(Continued in Part 2.)

Yours in Christ,

James Snapp, Jr.

James E. Snapp, Jr. said...

(Clarifications - Part 2)

Also, the discoveries of MSS such as P75 and P46 and P66 do not preclude the idea that the Alexandrian Text has been messed with. Proof that the Alexandrian Text did not emerge as the product of editing in the late 200’s is not the same as proof that it did not emerge (or, that some of its most notable readings did not originate) as the product of editing in the 100’s. Advocates of the Alexandrian Text routinely regard as editorial adjustments many Western readings that are attested in the 100’s.

So the idea that many Alexandrian readings are editorial adjustments is not rendered absurd by the discovery of late-second or early-third papyri. For example, Jesus’ words in Luke 23:34, "Father, forgive them, for they know not what they do" are supported by evidence that is ancient, widespread, and enormous, but the phrase is omitted, probably due to an early copyist’s anti-Jewish bias, not only in Vaticanus, but also in P75.
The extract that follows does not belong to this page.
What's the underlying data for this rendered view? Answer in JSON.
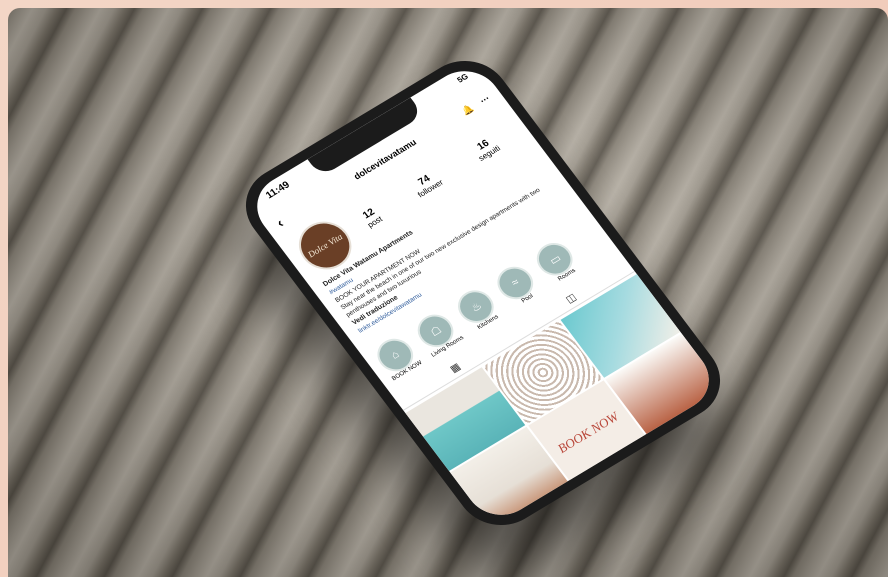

Now about your claim that “In terms of the Greek text, the NIV is about 800 years older than the KJV.” Granting that the KJV’s base-text contains some readings which are supported by only a smattering of late Greek MSS, the Gospels-text in the Textus Receptus is a pretty good representative of the Byzantine Text, and for the most part, when you look for support for any reading in the Byzantine Text, you will find support for it in evidence from the 400’s or earlier. And sometimes the evidence for the reading in the Byzantine Text is earlier than the evidence for the reading in the Alexandrian Text.

So, as far as the text of the Gospels is concerned, a better way of putting it might be to say that in those passages that are preserved in papyrus MSS from the 100’s and 200’s, the external evidence for readings in the base-text of the NIV tends to be about 200 (not 800!) years older than the external evidence for rival readings in the base-text of the KJV.

But this should be considered through the lens of a couple of additional considerations: first, except for P45 (which is very damaged – and which sometimes agrees with readings in the Byzantine Text, disagreeing with the Alexandrian Text) we don’t have substantial papyrus copies of Matthew or Mark from the 100’s or 200’s. Second, the survival of papyrus MSS in Egypt is a side-effect of the Egyptian climate; it is interesting that Egypt has relatively lower humidity than other parts of the world where manuscripts were being made in the 100’s and 200’s, but a reading does not become better (or worse) than its rivals merely because it was used in a climate where the humidity was low (and where, as a result, papyrus survived longer).

Yours in Christ,

James Snapp, Jr.

Ken Schenck said...

James, thank you so much for the counterargument! You are a wonderful example of how intelligent and informed the opposing position is.